# Your task
Nothing but the records, repeated exactly, should form the response.

(Records excerpted from a collection)
>>>>>

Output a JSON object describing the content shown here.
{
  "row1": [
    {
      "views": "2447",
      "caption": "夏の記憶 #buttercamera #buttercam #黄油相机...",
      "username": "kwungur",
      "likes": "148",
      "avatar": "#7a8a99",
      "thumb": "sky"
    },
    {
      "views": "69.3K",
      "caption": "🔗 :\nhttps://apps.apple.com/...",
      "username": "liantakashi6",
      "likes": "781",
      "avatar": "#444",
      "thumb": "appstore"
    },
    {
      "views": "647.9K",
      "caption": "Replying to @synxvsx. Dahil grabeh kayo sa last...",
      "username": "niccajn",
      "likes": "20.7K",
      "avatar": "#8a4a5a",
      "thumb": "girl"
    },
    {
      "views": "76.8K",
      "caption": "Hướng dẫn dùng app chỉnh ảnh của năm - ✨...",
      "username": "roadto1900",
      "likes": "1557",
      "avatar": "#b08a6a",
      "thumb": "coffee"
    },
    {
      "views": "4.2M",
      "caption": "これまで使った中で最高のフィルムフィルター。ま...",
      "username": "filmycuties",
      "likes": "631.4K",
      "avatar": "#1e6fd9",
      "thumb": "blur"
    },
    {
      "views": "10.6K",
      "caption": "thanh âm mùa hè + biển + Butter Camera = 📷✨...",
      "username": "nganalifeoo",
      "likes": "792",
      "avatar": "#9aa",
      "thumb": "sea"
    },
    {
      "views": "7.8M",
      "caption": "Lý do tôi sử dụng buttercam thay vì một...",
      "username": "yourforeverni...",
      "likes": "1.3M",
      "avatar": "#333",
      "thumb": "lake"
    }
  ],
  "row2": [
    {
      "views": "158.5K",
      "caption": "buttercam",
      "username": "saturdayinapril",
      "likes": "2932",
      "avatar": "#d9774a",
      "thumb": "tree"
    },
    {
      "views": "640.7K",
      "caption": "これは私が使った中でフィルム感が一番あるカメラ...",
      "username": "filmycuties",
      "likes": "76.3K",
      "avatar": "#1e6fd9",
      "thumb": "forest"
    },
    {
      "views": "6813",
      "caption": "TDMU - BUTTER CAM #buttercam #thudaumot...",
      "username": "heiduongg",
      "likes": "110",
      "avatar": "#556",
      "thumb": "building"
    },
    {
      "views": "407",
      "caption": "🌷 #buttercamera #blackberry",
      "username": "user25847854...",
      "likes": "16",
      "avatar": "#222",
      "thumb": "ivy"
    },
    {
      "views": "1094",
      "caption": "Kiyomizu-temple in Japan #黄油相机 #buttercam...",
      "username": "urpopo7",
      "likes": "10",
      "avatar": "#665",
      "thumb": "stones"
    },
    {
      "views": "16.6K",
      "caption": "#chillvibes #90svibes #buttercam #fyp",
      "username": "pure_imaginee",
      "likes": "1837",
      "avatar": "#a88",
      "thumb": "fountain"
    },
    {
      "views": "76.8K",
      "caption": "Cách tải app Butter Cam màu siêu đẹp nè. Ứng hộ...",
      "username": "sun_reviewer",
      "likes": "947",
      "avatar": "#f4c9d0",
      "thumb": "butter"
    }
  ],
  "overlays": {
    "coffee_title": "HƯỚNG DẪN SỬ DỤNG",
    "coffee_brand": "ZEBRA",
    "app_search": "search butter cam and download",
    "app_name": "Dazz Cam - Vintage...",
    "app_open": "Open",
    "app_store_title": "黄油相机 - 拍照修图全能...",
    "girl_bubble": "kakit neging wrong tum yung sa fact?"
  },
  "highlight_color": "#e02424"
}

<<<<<

# Solution for this task
Output a JSON object describing the content shown here.
{
  "row1": [
    {
      "views": "2447",
      "caption": "夏の記憶 #buttercamera #buttercam #黄油相机...",
      "username": "kwungur",
      "likes": "148",
      "avatar": "#7a8a99",
      "thumb": "sky"
    },
    {
      "views": "69.3K",
      "caption": "🔗 :\nhttps://apps.apple.com/...",
      "username": "liantakashi6",
      "likes": "781",
      "avatar": "#444",
      "thumb": "appstore"
    },
    {
      "views": "647.9K",
      "caption": "Replying to @synxvsx. Dahil grabeh kayo sa last...",
      "username": "niccajn",
      "likes": "20.7K",
      "avatar": "#8a4a5a",
      "thumb": "girl"
    },
    {
      "views": "76.8K",
      "caption": "Hướng dẫn dùng app chỉnh ảnh của năm - ✨...",
      "username": "roadto1900",
      "likes": "1557",
      "avatar": "#b08a6a",
      "thumb": "coffee"
    },
    {
      "views": "4.2M",
      "caption": "これまで使った中で最高のフィルムフィルター。ま...",
      "username": "filmycuties",
      "likes": "631.4K",
      "avatar": "#1e6fd9",
      "thumb": "blur"
    },
    {
      "views": "10.6K",
      "caption": "thanh âm mùa hè + biển + Butter Camera = 📷✨...",
      "username": "nganalifeoo",
      "likes": "792",
      "avatar": "#9aa",
      "thumb": "sea"
    },
    {
      "views": "7.8M",
      "caption": "Lý do tôi sử dụng buttercam thay vì một...",
      "username": "yourforeverni...",
      "likes": "1.3M",
      "avatar": "#333",
      "thumb": "lake"
    }
  ],
  "row2": [
    {
      "views": "158.5K",
      "caption": "buttercam",
      "username": "saturdayinapril",
      "likes": "2932",
      "avatar": "#d9774a",
      "thumb": "tree"
    },
    {
      "views": "640.7K",
      "caption": "これは私が使った中でフィルム感が一番あるカメラ...",
      "username": "filmycuties",
      "likes": "76.3K",
      "avatar": "#1e6fd9",
      "thumb": "forest"
    },
    {
      "views": "6813",
      "caption": "TDMU - BUTTER CAM #buttercam #thudaumot...",
      "username": "heiduongg",
      "likes": "110",
      "avatar": "#556",
      "thumb": "building"
    },
    {
      "views": "407",
      "caption": "🌷 #buttercamera #blackberry",
      "username": "user25847854...",
      "likes": "16",
      "avatar": "#222",
      "thumb": "ivy"
    },
    {
      "views": "1094",
      "caption": "Kiyomizu-temple in Japan #黄油相机 #buttercam...",
      "username": "urpopo7",
      "likes": "10",
      "avatar": "#665",
      "thumb": "stones"
    },
    {
      "views": "16.6K",
      "caption": "#chillvibes #90svibes #buttercam #fyp",
      "username": "pure_imaginee",
      "likes": "1837",
      "avatar": "#a88",
      "thumb": "fountain"
    },
    {
      "views": "76.8K",
      "caption": "Cách tải app Butter Cam màu siêu đẹp nè. Ứng hộ...",
      "username": "sun_reviewer",
      "likes": "947",
      "avatar": "#f4c9d0",
      "thumb": "butter"
    }
  ],
  "overlays": {
    "coffee_title": "HƯỚNG DẪN SỬ DỤNG",
    "coffee_brand": "ZEBRA",
    "app_search": "search butter cam and download",
    "app_name": "Dazz Cam - Vintage...",
    "app_open": "Open",
    "app_store_title": "黄油相机 - 拍照修图全能...",
    "girl_bubble": "kakit neging wrong tum yung sa fact?"
  },
  "highlight_color": "#e02424"
}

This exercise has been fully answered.